### [Web page and app entries]
=== Begin Enclosure ===
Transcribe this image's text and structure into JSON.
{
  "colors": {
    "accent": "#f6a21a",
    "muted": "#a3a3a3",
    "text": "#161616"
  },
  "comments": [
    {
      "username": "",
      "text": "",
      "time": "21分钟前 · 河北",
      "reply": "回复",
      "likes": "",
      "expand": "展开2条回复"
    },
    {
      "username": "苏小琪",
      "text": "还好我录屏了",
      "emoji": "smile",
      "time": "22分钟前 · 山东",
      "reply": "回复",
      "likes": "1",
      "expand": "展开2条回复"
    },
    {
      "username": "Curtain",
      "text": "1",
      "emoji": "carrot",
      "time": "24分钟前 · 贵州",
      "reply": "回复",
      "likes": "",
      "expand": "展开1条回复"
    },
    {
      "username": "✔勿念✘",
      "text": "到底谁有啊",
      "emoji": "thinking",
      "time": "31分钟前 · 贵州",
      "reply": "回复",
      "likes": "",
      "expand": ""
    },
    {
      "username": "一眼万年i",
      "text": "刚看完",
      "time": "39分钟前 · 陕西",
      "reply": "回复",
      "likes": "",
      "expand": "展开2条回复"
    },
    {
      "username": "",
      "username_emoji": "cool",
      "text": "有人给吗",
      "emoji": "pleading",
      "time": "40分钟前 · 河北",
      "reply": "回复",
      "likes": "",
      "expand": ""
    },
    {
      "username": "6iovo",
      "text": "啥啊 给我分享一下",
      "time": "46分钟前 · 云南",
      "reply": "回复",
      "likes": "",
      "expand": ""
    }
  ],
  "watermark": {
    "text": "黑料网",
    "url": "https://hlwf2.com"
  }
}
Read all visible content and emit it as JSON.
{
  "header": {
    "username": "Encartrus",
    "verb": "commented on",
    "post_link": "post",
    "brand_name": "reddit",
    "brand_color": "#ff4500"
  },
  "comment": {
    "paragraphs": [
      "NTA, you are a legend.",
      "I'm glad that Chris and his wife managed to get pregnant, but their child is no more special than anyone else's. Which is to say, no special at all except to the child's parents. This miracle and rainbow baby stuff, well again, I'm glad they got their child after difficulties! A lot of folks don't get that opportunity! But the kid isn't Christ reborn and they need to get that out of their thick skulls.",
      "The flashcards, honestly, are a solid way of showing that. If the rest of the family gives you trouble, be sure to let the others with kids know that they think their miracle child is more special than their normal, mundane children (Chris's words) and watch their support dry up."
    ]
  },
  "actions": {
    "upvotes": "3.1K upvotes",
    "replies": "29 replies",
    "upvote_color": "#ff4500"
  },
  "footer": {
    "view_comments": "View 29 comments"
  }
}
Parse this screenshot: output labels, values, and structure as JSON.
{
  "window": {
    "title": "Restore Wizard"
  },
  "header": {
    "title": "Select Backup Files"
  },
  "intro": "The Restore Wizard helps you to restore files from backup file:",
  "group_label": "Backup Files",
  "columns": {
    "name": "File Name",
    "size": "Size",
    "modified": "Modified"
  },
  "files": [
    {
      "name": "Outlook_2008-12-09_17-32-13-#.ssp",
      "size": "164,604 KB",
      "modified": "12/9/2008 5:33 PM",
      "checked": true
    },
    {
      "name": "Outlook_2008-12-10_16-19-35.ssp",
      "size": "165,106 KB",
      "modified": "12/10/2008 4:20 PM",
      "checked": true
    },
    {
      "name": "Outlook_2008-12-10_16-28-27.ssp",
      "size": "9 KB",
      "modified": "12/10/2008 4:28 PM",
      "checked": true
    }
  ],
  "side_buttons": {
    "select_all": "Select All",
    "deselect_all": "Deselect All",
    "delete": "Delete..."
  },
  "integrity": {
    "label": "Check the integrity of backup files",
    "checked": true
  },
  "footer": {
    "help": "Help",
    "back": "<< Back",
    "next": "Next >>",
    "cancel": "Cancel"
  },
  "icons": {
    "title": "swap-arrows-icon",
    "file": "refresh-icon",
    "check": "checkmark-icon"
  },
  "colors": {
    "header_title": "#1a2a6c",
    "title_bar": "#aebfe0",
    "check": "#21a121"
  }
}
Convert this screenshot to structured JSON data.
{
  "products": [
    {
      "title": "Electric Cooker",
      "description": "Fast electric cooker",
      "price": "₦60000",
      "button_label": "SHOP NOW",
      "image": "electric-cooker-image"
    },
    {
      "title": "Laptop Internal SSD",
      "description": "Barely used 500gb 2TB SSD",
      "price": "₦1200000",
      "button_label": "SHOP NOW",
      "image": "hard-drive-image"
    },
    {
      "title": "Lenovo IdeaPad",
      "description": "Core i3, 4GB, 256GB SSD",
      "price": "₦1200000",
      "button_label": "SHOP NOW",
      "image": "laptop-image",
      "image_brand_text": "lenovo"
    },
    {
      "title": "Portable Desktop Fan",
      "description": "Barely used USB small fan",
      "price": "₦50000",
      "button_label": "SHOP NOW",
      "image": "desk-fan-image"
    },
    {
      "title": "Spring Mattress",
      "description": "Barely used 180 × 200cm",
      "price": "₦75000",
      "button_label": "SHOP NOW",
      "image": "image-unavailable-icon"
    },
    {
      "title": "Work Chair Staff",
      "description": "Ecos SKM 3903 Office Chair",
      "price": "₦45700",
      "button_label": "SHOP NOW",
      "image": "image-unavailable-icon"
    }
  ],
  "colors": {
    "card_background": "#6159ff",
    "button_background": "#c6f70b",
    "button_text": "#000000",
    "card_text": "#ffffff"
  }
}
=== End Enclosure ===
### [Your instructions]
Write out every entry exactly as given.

### [Exercise output]
Transcribe this image's text and structure into JSON.
{
  "colors": {
    "accent": "#f6a21a",
    "muted": "#a3a3a3",
    "text": "#161616"
  },
  "comments": [
    {
      "username": "",
      "text": "",
      "time": "21分钟前 · 河北",
      "reply": "回复",
      "likes": "",
      "expand": "展开2条回复"
    },
    {
      "username": "苏小琪",
      "text": "还好我录屏了",
      "emoji": "smile",
      "time": "22分钟前 · 山东",
      "reply": "回复",
      "likes": "1",
      "expand": "展开2条回复"
    },
    {
      "username": "Curtain",
      "text": "1",
      "emoji": "carrot",
      "time": "24分钟前 · 贵州",
      "reply": "回复",
      "likes": "",
      "expand": "展开1条回复"
    },
    {
      "username": "✔勿念✘",
      "text": "到底谁有啊",
      "emoji": "thinking",
      "time": "31分钟前 · 贵州",
      "reply": "回复",
      "likes": "",
      "expand": ""
    },
    {
      "username": "一眼万年i",
      "text": "刚看完",
      "time": "39分钟前 · 陕西",
      "reply": "回复",
      "likes": "",
      "expand": "展开2条回复"
    },
    {
      "username": "",
      "username_emoji": "cool",
      "text": "有人给吗",
      "emoji": "pleading",
      "time": "40分钟前 · 河北",
      "reply": "回复",
      "likes": "",
      "expand": ""
    },
    {
      "username": "6iovo",
      "text": "啥啊 给我分享一下",
      "time": "46分钟前 · 云南",
      "reply": "回复",
      "likes": "",
      "expand": ""
    }
  ],
  "watermark": {
    "text": "黑料网",
    "url": "https://hlwf2.com"
  }
}
Read all visible content and emit it as JSON.
{
  "header": {
    "username": "Encartrus",
    "verb": "commented on",
    "post_link": "post",
    "brand_name": "reddit",
    "brand_color": "#ff4500"
  },
  "comment": {
    "paragraphs": [
      "NTA, you are a legend.",
      "I'm glad that Chris and his wife managed to get pregnant, but their child is no more special than anyone else's. Which is to say, no special at all except to the child's parents. This miracle and rainbow baby stuff, well again, I'm glad they got their child after difficulties! A lot of folks don't get that opportunity! But the kid isn't Christ reborn and they need to get that out of their thick skulls.",
      "The flashcards, honestly, are a solid way of showing that. If the rest of the family gives you trouble, be sure to let the others with kids know that they think their miracle child is more special than their normal, mundane children (Chris's words) and watch their support dry up."
    ]
  },
  "actions": {
    "upvotes": "3.1K upvotes",
    "replies": "29 replies",
    "upvote_color": "#ff4500"
  },
  "footer": {
    "view_comments": "View 29 comments"
  }
}
Parse this screenshot: output labels, values, and structure as JSON.
{
  "window": {
    "title": "Restore Wizard"
  },
  "header": {
    "title": "Select Backup Files"
  },
  "intro": "The Restore Wizard helps you to restore files from backup file:",
  "group_label": "Backup Files",
  "columns": {
    "name": "File Name",
    "size": "Size",
    "modified": "Modified"
  },
  "files": [
    {
      "name": "Outlook_2008-12-09_17-32-13-#.ssp",
      "size": "164,604 KB",
      "modified": "12/9/2008 5:33 PM",
      "checked": true
    },
    {
      "name": "Outlook_2008-12-10_16-19-35.ssp",
      "size": "165,106 KB",
      "modified": "12/10/2008 4:20 PM",
      "checked": true
    },
    {
      "name": "Outlook_2008-12-10_16-28-27.ssp",
      "size": "9 KB",
      "modified": "12/10/2008 4:28 PM",
      "checked": true
    }
  ],
  "side_buttons": {
    "select_all": "Select All",
    "deselect_all": "Deselect All",
    "delete": "Delete..."
  },
  "integrity": {
    "label": "Check the integrity of backup files",
    "checked": true
  },
  "footer": {
    "help": "Help",
    "back": "<< Back",
    "next": "Next >>",
    "cancel": "Cancel"
  },
  "icons": {
    "title": "swap-arrows-icon",
    "file": "refresh-icon",
    "check": "checkmark-icon"
  },
  "colors": {
    "header_title": "#1a2a6c",
    "title_bar": "#aebfe0",
    "check": "#21a121"
  }
}
Convert this screenshot to structured JSON data.
{
  "products": [
    {
      "title": "Electric Cooker",
      "description": "Fast electric cooker",
      "price": "₦60000",
      "button_label": "SHOP NOW",
      "image": "electric-cooker-image"
    },
    {
      "title": "Laptop Internal SSD",
      "description": "Barely used 500gb 2TB SSD",
      "price": "₦1200000",
      "button_label": "SHOP NOW",
      "image": "hard-drive-image"
    },
    {
      "title": "Lenovo IdeaPad",
      "description": "Core i3, 4GB, 256GB SSD",
      "price": "₦1200000",
      "button_label": "SHOP NOW",
      "image": "laptop-image",
      "image_brand_text": "lenovo"
    },
    {
      "title": "Portable Desktop Fan",
      "description": "Barely used USB small fan",
      "price": "₦50000",
      "button_label": "SHOP NOW",
      "image": "desk-fan-image"
    },
    {
      "title": "Spring Mattress",
      "description": "Barely used 180 × 200cm",
      "price": "₦75000",
      "button_label": "SHOP NOW",
      "image": "image-unavailable-icon"
    },
    {
      "title": "Work Chair Staff",
      "description": "Ecos SKM 3903 Office Chair",
      "price": "₦45700",
      "button_label": "SHOP NOW",
      "image": "image-unavailable-icon"
    }
  ],
  "colors": {
    "card_background": "#6159ff",
    "button_background": "#c6f70b",
    "button_text": "#000000",
    "card_text": "#ffffff"
  }
}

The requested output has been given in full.